*** SUPPLIED MATERIAL Section Begins ***

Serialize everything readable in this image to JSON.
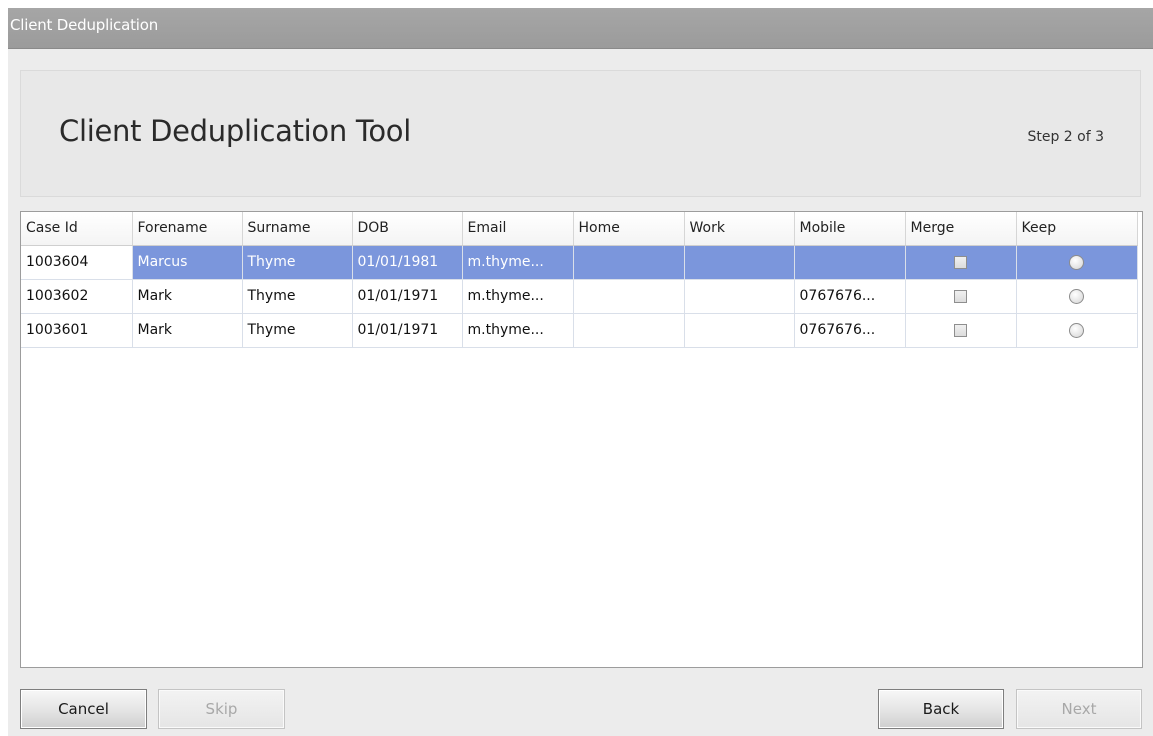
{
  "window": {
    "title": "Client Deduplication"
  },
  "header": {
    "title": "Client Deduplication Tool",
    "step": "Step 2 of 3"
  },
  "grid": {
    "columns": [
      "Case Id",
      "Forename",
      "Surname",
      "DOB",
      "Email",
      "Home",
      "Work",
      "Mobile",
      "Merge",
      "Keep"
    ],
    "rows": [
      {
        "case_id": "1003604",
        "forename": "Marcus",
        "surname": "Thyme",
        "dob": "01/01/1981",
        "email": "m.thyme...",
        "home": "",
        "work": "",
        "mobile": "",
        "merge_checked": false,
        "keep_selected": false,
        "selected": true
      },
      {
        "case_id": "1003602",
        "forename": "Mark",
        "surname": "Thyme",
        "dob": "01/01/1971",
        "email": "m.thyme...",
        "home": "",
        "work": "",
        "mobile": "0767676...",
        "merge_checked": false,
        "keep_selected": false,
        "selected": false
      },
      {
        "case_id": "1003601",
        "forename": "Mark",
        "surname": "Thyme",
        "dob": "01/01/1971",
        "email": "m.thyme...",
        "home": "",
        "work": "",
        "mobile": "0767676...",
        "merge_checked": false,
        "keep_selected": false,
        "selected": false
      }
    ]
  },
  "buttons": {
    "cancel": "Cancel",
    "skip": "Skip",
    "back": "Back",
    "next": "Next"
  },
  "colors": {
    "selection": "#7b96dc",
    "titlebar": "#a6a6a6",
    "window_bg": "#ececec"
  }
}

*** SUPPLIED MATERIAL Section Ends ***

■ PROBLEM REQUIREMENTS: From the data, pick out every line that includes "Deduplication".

■ ANSWER TO THIS EXERCISE:
    "title": "Client Deduplication"
    "title": "Client Deduplication Tool",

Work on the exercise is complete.